“Yes?” asked the young woman at the door.

Reluctantly, with her dream of a small omelet fading, Anna said, “Do… do… you own a… a…. speckled hen?”

“Why yes!” exclaimed the woman. 

Carefully, Anna unwrapped her scarf and handed the egg to the woman. “Then this is yours,” she said in a small voice.

“Oh, thank you,” said the woman. “That hen lays eggs everywhere. We need her eggs for our little boy. He’s very sick. You’re so kind,” she said. “I wish I had something to give you, but there is so little. I… I… have nothing to give you.”

“It’s all right,” said Anna as she climbed onto her bicycle, anxious to get away from the little white house, the speckled hen, and the wonderful egg.

At home Anna told her mother, afraid her mother would scold her for being late, for bringing only a few beets, or for not keeping the egg. But her mother only smoothed Anna’s hair with a smile. 

“Then you’re not angry with me, Mother? You don’t think I’m too young to go to the country to bargain for vegetables?”
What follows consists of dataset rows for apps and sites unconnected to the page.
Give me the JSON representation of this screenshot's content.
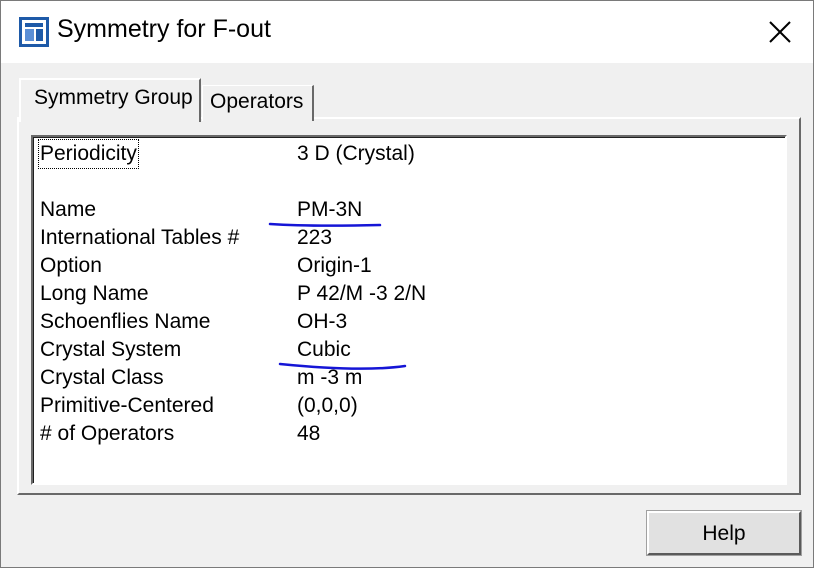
{
  "window": {
    "title": "Symmetry for F-out",
    "icon": "app-window-icon",
    "close_icon": "close-icon"
  },
  "tabs": [
    {
      "label": "Symmetry Group",
      "selected": true
    },
    {
      "label": "Operators",
      "selected": false
    }
  ],
  "properties": [
    {
      "label": "Periodicity",
      "value": "3 D (Crystal)"
    },
    {
      "label": "Name",
      "value": "PM-3N"
    },
    {
      "label": "International Tables #",
      "value": "223"
    },
    {
      "label": "Option",
      "value": "Origin-1"
    },
    {
      "label": "Long Name",
      "value": "P 42/M -3 2/N"
    },
    {
      "label": "Schoenflies Name",
      "value": "OH-3"
    },
    {
      "label": "Crystal System",
      "value": "Cubic"
    },
    {
      "label": "Crystal Class",
      "value": "m -3 m"
    },
    {
      "label": "Primitive-Centered",
      "value": "(0,0,0)"
    },
    {
      "label": "# of Operators",
      "value": "48"
    }
  ],
  "annotation_color": "#1515d6",
  "buttons": {
    "help_label": "Help"
  }
}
“No, Anna,” said her mother. “I’m just thinking what a fine daughter I have. When one is so hungry all the time, only a very wise person could have made such a hard decision to return the egg.”